Paul Ryan did an admirable job of attempting to mount some sort of defense, but it was precisely that -- a defense, at best. Ryan has been rumored to be easy to provoke, and he remained mostly unflappable tonight. He did almost lose his train of thought a few times, but quickly recovered (to be fair, Biden lost track a time or two himself). But Ryan was clearly outclassed all evening long.
For the first hour, the pressure was relentless. Biden unleashed just about everything Obama forgot to, last week. Each time, you could see Ryan sink a little lower in the water. Biden's finest moment of the night was probably when he brought up the two letters Ryan had sent to him "begging" for some of that awful Obama stimulus money. Ryan absolutely deflated at this point.
Much will likely be made about body language. I'd like to take a moment here to offer up an observation that few have probably made about last week's debate before I talk about tonight. Last week, I thought Barack Obama and Mitt Romney both did fairly well at what they had set out to do. I watched last week's debate on PBS. They didn't use the camera shot that all the other networks apparently used. PBS showed each man as he spoke, and rarely if ever showed what their opponent was doing while they were speaking. All the other networks showed the debate as a split screen. The point I'm trying to make is I think there were shades of the Kennedy/Nixon debate in the analysis. For anyone who heard the famous debate on the radio, Nixon appeared to win. For those who saw it on television, Kennedy clearly won. This was due to body language. I think, in last week's debate, that Mitt Romney won and Barack Obama lost by their body language while the other man was talking. I've gone back and seen split-screen clips, and I can see what everyone was talking about.

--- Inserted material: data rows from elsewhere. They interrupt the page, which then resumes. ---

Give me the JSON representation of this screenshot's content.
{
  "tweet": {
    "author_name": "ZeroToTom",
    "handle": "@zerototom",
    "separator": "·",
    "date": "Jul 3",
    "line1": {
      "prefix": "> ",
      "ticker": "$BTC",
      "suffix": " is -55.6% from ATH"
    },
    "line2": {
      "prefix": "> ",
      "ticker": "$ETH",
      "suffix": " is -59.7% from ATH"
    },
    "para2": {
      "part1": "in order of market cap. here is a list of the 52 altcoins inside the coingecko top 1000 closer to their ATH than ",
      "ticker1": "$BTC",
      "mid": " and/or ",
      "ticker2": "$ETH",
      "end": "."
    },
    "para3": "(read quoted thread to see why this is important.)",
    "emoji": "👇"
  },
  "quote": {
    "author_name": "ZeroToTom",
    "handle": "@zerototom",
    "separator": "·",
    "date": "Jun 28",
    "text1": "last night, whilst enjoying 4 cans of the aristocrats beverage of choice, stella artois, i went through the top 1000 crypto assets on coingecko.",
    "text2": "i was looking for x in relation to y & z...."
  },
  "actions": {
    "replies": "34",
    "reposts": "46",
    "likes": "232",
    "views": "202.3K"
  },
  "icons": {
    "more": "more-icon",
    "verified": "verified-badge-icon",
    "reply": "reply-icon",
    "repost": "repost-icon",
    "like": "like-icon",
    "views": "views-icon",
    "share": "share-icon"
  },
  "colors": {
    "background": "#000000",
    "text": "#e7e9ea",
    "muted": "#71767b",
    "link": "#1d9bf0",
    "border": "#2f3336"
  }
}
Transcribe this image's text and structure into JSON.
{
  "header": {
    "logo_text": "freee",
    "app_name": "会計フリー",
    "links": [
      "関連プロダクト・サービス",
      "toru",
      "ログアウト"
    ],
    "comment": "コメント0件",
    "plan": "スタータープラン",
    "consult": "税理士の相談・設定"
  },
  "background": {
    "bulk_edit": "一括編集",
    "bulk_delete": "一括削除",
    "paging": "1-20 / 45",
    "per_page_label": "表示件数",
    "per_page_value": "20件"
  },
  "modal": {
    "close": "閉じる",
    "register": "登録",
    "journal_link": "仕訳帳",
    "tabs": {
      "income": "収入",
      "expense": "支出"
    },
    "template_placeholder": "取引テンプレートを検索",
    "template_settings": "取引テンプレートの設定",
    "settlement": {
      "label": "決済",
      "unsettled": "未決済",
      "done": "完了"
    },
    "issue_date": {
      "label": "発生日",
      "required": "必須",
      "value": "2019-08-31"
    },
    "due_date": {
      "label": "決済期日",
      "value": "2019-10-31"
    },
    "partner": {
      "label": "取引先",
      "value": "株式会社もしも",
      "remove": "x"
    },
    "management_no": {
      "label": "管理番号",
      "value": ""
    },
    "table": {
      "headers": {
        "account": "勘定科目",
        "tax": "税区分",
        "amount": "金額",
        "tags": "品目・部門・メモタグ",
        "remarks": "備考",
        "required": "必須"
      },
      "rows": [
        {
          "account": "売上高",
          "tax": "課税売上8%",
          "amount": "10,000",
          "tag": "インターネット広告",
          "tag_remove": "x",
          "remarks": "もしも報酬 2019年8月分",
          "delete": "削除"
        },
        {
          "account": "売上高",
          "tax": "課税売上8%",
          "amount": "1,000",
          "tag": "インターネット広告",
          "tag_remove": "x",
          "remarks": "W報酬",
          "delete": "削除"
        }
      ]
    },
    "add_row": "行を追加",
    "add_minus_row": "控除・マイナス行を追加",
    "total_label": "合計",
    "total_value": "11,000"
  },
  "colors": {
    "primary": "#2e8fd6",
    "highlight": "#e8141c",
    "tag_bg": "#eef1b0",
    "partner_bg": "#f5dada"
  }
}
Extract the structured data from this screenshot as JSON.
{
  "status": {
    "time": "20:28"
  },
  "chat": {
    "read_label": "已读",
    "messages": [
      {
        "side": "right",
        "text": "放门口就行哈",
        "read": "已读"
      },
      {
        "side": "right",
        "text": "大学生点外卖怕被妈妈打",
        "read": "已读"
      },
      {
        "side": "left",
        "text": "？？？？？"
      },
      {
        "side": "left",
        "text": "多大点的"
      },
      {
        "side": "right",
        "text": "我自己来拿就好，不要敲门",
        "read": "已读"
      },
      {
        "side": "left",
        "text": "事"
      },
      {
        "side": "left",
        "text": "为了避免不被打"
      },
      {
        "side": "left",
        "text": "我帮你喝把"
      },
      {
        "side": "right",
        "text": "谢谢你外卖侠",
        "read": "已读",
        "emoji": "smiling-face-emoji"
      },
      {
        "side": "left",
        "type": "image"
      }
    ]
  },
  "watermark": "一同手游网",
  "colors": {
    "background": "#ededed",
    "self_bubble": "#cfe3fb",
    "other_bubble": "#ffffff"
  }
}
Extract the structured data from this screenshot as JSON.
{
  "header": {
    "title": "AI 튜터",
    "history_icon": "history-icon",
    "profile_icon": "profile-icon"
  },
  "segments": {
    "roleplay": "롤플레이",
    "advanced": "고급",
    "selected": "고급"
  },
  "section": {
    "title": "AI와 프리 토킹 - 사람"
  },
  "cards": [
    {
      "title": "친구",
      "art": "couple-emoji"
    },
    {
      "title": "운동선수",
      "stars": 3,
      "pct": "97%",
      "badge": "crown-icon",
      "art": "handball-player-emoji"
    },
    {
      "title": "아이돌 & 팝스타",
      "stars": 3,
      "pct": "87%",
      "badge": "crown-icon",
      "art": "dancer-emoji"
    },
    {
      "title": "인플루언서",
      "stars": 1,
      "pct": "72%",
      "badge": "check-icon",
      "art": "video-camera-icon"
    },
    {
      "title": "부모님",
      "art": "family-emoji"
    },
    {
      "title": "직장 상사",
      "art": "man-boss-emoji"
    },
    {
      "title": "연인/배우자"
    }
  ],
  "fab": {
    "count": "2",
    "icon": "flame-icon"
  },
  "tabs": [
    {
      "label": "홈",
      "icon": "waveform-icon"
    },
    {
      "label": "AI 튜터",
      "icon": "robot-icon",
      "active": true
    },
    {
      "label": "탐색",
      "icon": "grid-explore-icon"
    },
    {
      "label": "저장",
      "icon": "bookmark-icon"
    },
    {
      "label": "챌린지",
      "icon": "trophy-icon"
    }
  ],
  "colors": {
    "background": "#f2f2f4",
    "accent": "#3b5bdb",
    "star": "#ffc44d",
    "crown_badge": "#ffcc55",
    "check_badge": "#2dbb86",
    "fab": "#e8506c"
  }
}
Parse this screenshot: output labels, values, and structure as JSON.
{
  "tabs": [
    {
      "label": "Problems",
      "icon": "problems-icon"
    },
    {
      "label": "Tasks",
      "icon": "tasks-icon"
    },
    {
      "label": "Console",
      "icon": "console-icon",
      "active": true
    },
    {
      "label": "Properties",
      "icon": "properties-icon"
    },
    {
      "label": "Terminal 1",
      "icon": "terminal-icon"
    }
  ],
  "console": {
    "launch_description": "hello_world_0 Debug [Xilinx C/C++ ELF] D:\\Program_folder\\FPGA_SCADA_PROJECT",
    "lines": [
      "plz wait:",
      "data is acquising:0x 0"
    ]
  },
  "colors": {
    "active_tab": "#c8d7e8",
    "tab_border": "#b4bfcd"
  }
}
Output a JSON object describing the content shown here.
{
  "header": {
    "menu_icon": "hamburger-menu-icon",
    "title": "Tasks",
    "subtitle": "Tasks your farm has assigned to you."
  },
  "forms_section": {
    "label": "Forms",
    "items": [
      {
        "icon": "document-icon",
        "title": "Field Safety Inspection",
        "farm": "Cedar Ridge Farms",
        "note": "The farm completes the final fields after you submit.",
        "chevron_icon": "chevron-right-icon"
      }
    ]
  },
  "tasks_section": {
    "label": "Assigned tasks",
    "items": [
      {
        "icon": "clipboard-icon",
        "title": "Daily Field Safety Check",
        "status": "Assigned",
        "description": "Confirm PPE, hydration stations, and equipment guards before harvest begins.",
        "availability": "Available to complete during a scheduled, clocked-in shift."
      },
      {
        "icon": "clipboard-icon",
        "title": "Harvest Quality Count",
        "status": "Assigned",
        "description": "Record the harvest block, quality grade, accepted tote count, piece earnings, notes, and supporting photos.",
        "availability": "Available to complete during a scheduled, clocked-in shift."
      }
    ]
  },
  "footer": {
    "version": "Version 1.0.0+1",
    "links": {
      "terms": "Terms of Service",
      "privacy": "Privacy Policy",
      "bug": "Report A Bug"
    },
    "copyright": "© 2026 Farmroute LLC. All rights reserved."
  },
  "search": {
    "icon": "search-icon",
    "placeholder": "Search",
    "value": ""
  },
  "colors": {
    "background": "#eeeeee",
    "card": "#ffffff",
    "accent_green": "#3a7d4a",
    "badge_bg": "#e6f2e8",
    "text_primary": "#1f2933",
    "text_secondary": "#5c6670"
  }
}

Tonight, I watched on a split screen. This was another reason why Biden was the clear winner tonight. Biden wasn't just in his element, he was downright enjoying himself throughout the debate. He couldn't wait to get his answers out, and he was constantly smiling and even laughing at the points Ryan was trying to make. Ryan tried looking cool and collected when Biden was talking, but he came off after a while as almost flinching, waiting for the next body blow.
The entire debate was at an extremely high energy level until the moderator brought it back down to Earth with a discussion on religion and abortion, at roughly the one-hour mark. The moderator, in general, did a pretty good job of moving the discussion along and not being too much of a referee of niggling details like "the clock," which at times threatened to get out of hand but for the most part seemed to work. There were a few instances when Ryan and Biden talked over each other so loudly you couldn't make out what either was saying, but I think the moderator was slightly shocked at the ferociousness of the action herself, a little bit.
I don't blame her. I know I was. As I said, this was the most stunning debate at either the presidential or vice-presidential level I think I've ever witnessed in my life. It's like I went to a movie theater expecting to see an Aaron Sorkin film and instead sat through a Quentin Tarantino slasher-fest. The word that kept popping into my mind while watching was "brutal."
The role of a vice president or vice-presidential candidate on the campaign trail is that of attack dog. Joe Biden, in this traditional role tonight, was completely "unleashed." If you'd like a more erudite metaphor, how about Shakespeare? "Cry 'Havoc,' and let slip the dogs of war." I'm so downright stonkered by what I witnessed this evening that I can't even focus on my own notes taken during the debate, which I'll have to address in tomorrow's talking points instead.
This was, clearly, one debate which not only lived up to it's boxing metaphor billing, but was actually more intense than even the hyperventilatory media sold it as. That is saying something, indeed. This debate will be looked back at through history as the beginning of a new era in American televised debates -- for better or for worse.
-- Chris Weigant
Follow Chris on Twitter: @ChrisWeigant